“Being a bass-player is like being a truck driver… you’re paid to arrive on time and safely at your destination!” – Brian Keith “Herbie” Flowers
Just another day on the job? Probably! In a career that has spanned over a half century, Herbie Flowers is not only among the instrument’s preeminent players, and most prolific studio cats – he created two of rock’s most mind-blowing bass passages, all in a successful effort to earn double wages!
With a blue Fender Jazz he purchased from Manny’s in New York City for $79.00, this Isleworth Middlesex protégé helped to establish the electric bass on stage and in the studio by way of his instantly recognizable tone which he augments with a plectrum, coupled with his adventurous phrasing and melodic instinct.
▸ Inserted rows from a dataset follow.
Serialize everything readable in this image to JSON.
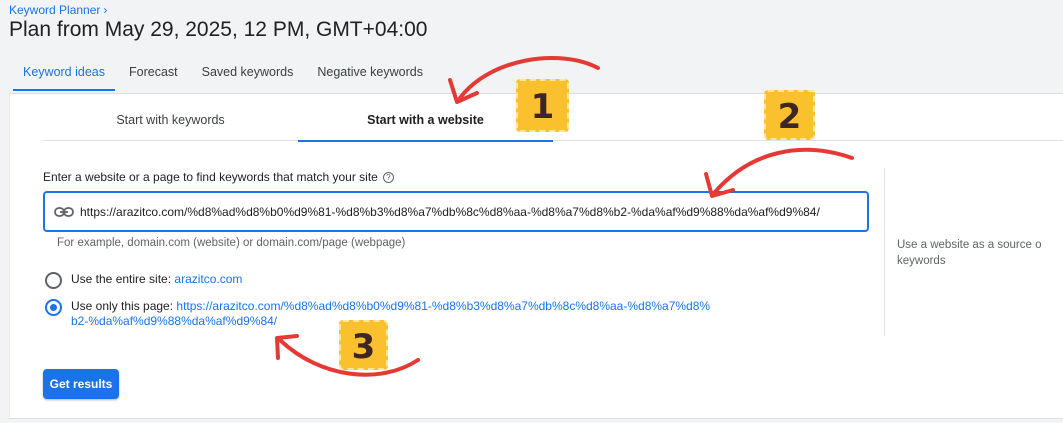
{
  "header": {
    "breadcrumb": "Keyword Planner",
    "title": "Plan from May 29, 2025, 12 PM, GMT+04:00"
  },
  "top_tabs": [
    {
      "label": "Keyword ideas",
      "active": true
    },
    {
      "label": "Forecast",
      "active": false
    },
    {
      "label": "Saved keywords",
      "active": false
    },
    {
      "label": "Negative keywords",
      "active": false
    }
  ],
  "mode_tabs": [
    {
      "label": "Start with keywords",
      "active": false
    },
    {
      "label": "Start with a website",
      "active": true
    }
  ],
  "form": {
    "label": "Enter a website or a page to find keywords that match your site",
    "help_icon": "help-icon",
    "url_value": "https://arazitco.com/%d8%ad%d8%b0%d9%81-%d8%b3%d8%a7%db%8c%d8%aa-%d8%a7%d8%b2-%da%af%d9%88%da%af%d9%84/",
    "hint": "For example, domain.com (website) or domain.com/page (webpage)",
    "options": [
      {
        "label": "Use the entire site:",
        "link": "arazitco.com",
        "selected": false
      },
      {
        "label": "Use only this page:",
        "link": "https://arazitco.com/%d8%ad%d8%b0%d9%81-%d8%b3%d8%a7%db%8c%d8%aa-%d8%a7%d8%b2-%da%af%d9%88%da%af%d9%84/",
        "selected": true
      }
    ],
    "submit_label": "Get results"
  },
  "side_panel": {
    "line1": "Use a website as a source o",
    "line2": "keywords"
  },
  "annotations": {
    "badges": [
      "1",
      "2",
      "3"
    ],
    "badge_color": "#fbc02d",
    "arrow_color": "#e53935"
  },
  "colors": {
    "accent": "#1a73e8",
    "text": "#202124",
    "muted": "#5f6368"
  }
}
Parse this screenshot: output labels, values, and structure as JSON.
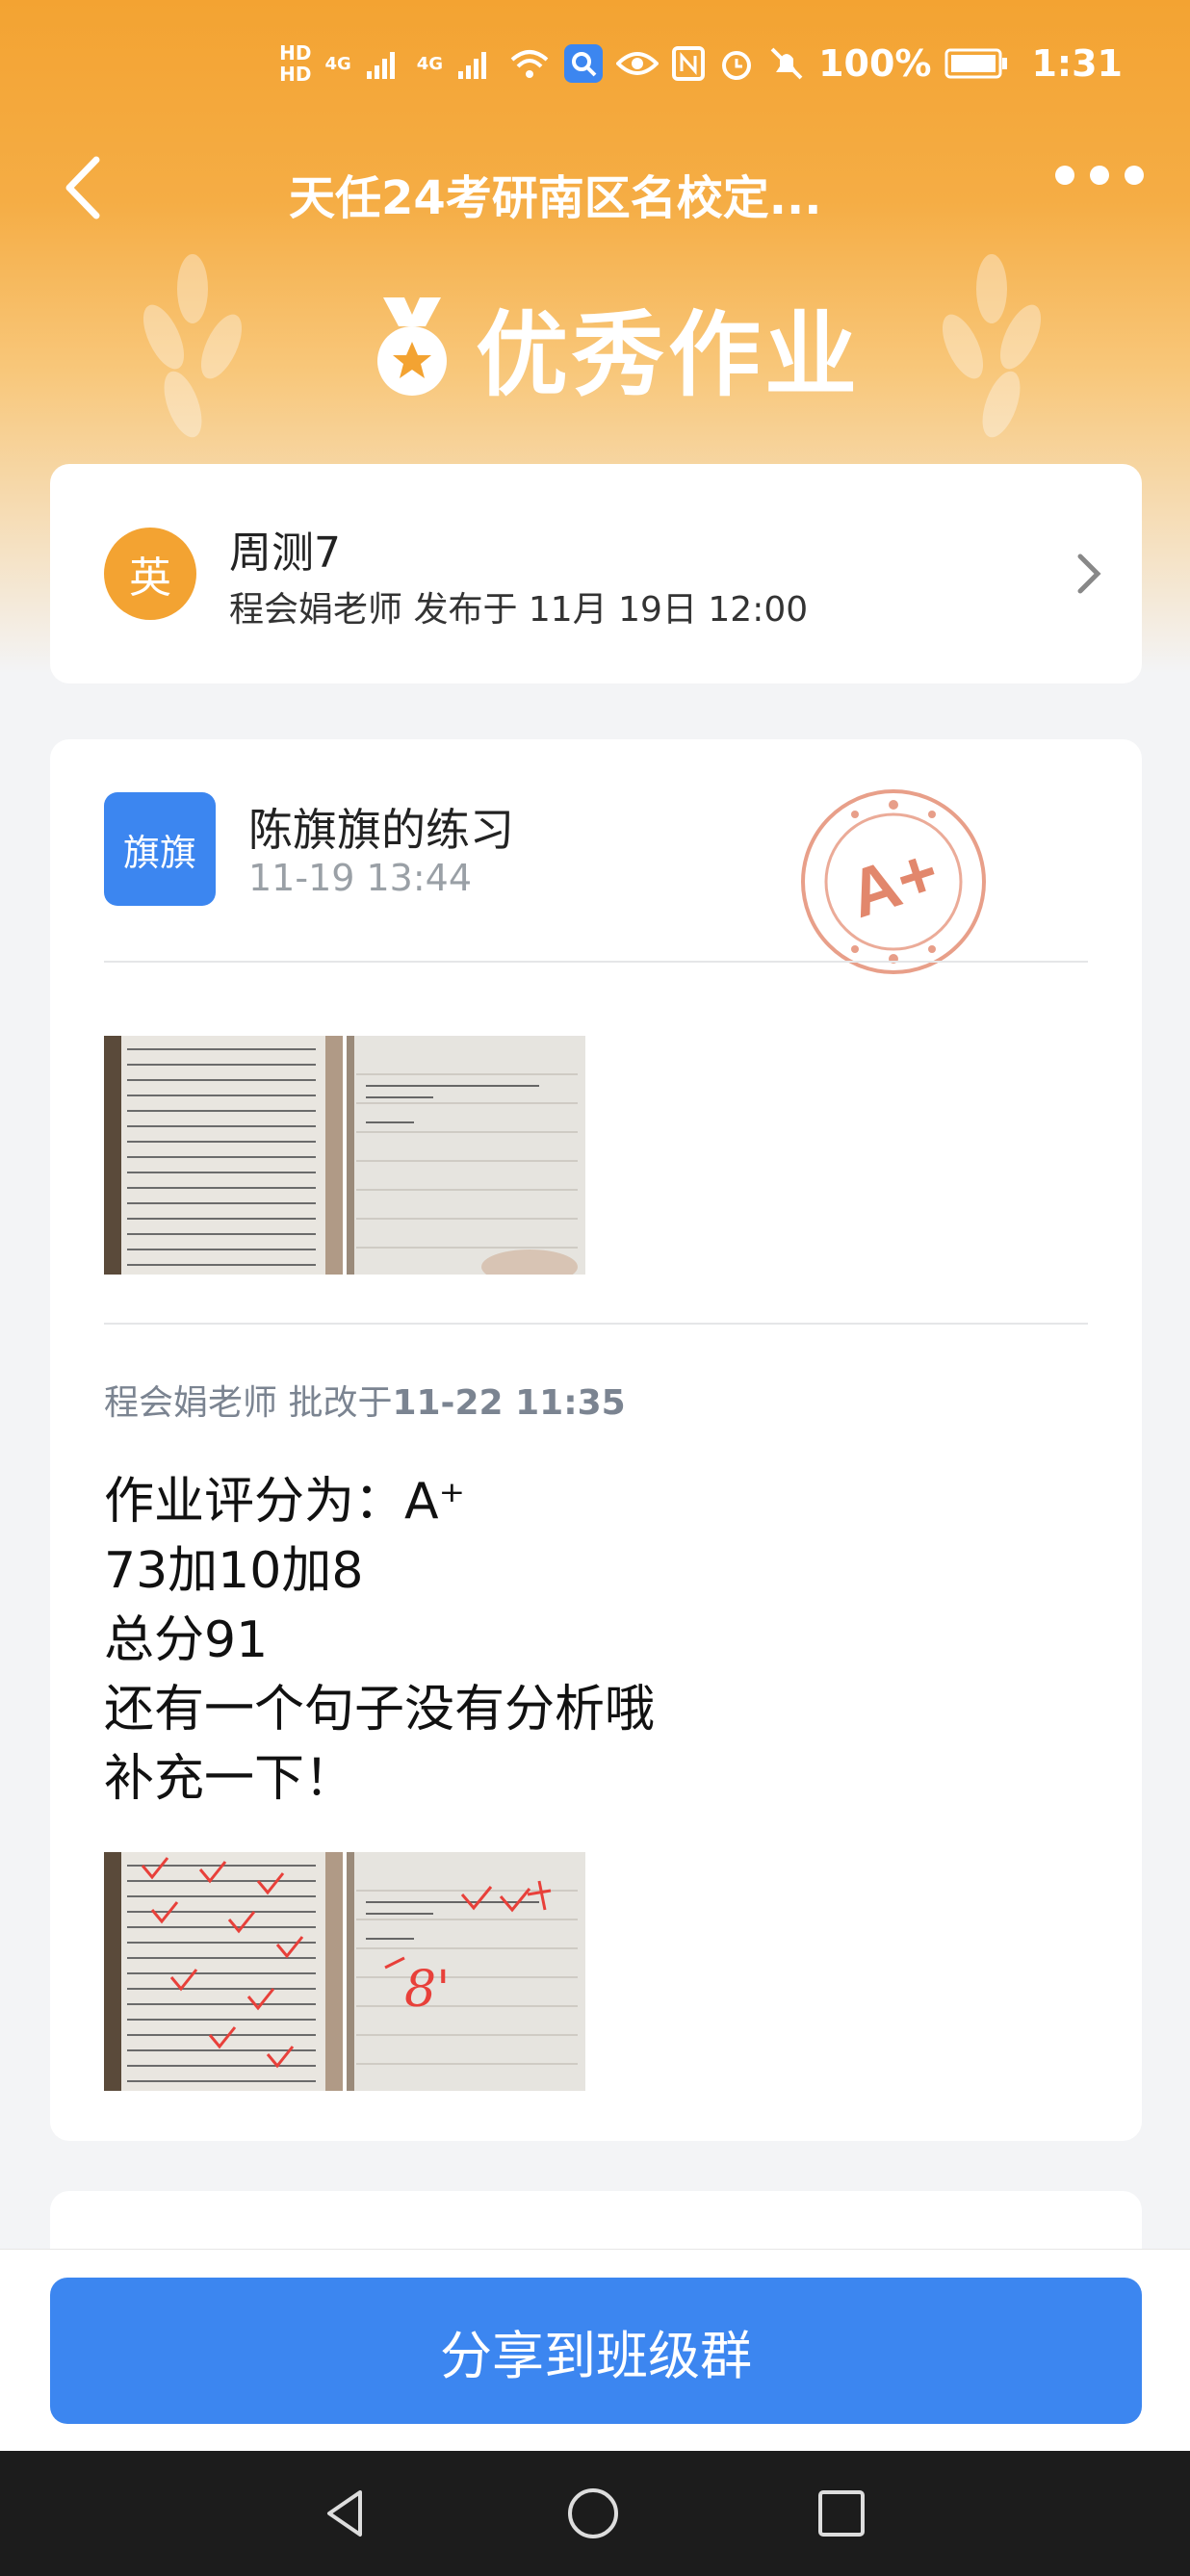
{
  "status_bar": {
    "sim1": "HD",
    "sim2": "HD",
    "net1": "4G",
    "net2": "4G",
    "battery": "100%",
    "time": "1:31"
  },
  "nav": {
    "title": "天任24考研南区名校定..."
  },
  "banner": {
    "title": "优秀作业"
  },
  "assignment": {
    "subject": "英",
    "title": "周测7",
    "publisher": "程会娟老师 发布于 11月 19日 12:00"
  },
  "submission": {
    "avatar_text": "旗旗",
    "student": "陈旗旗的练习",
    "time": "11-19 13:44",
    "grade_stamp": "A+",
    "review_prefix": "程会娟老师 批改于",
    "review_time": "11-22 11:35",
    "comment_lines": [
      "作业评分为：A⁺",
      "73加10加8",
      "总分91",
      "还有一个句子没有分析哦",
      "补充一下！"
    ],
    "marked_score": "8'"
  },
  "actions": {
    "share_label": "分享到班级群"
  },
  "colors": {
    "accent_orange": "#f3a332",
    "accent_blue": "#3c86f0",
    "stamp_red": "#e2876c"
  }
}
On every track Flowers has waxed, he melds his classical and jazz pedigree with a profound love of soul and blues.
An upright / electric and tuba player, Flowers’ resume is a study in 20th Century pop music history: Serge Gainesbourg, Harry Nilsson, Roger Daltrey, Brian Ferry, Henry Mancini (“Pink Panther”), Frank Sinatra, Cat Stevens, Sky, Bing Crosby, Elton John, David Bowie, Melanie, Al Kooper, David Essex, Marc Bolan, and Paul McCartney, along with numerous sides produced by Mickie Most, Richard Perry, Gus Dudgeon, Shel Talmy, and Tony Visconti simply skim the surface of his extraordinary body of work. Flowers also did a stint in the London Symphony Orchestra and has anchored scores of film and television scores and theater performances!
A witty scribe (read his blogs), solo recording artist, composer, university educator, and engaging stage performer – to list Flowers’ pop / classical / jazz / credits would break the internet, so we advise you to explore www.HerbieFlowers.Com if you need to know exactly what he played on, what he wrote, which bands he led, along with humorous anecdotes regarding his childhood, military service, and observations of the human condition!
If it were only for his contributions to Lou Reed’s “Walk on the Wild Side,” and “Rock On” by David Essex – Flowers would still be legend.
Herbie’s repetitive, major 10th interval glissando from the I to the IV chord, doubled with an upper register contrapuntal melody afforded Lou the radio (and career defining) hit he so desperately needed. It’s that rare groove that grabs you in the first few bars.
Once again, Flowers blew minds (and home audio speakers) on David Essex smash hit “Rock On” (1973). Akin to his ingenious plot to earn twice his pay for Lou’s signature song, Herbie double-tracked his part. Significantly detuning the E string which was further enhanced with a wobbly delay effect, Flowers upped his remuneration for the day’s work from £12 to £24! An astonishing passage – it sounds like nothing before it, and nothing has sounded like it since!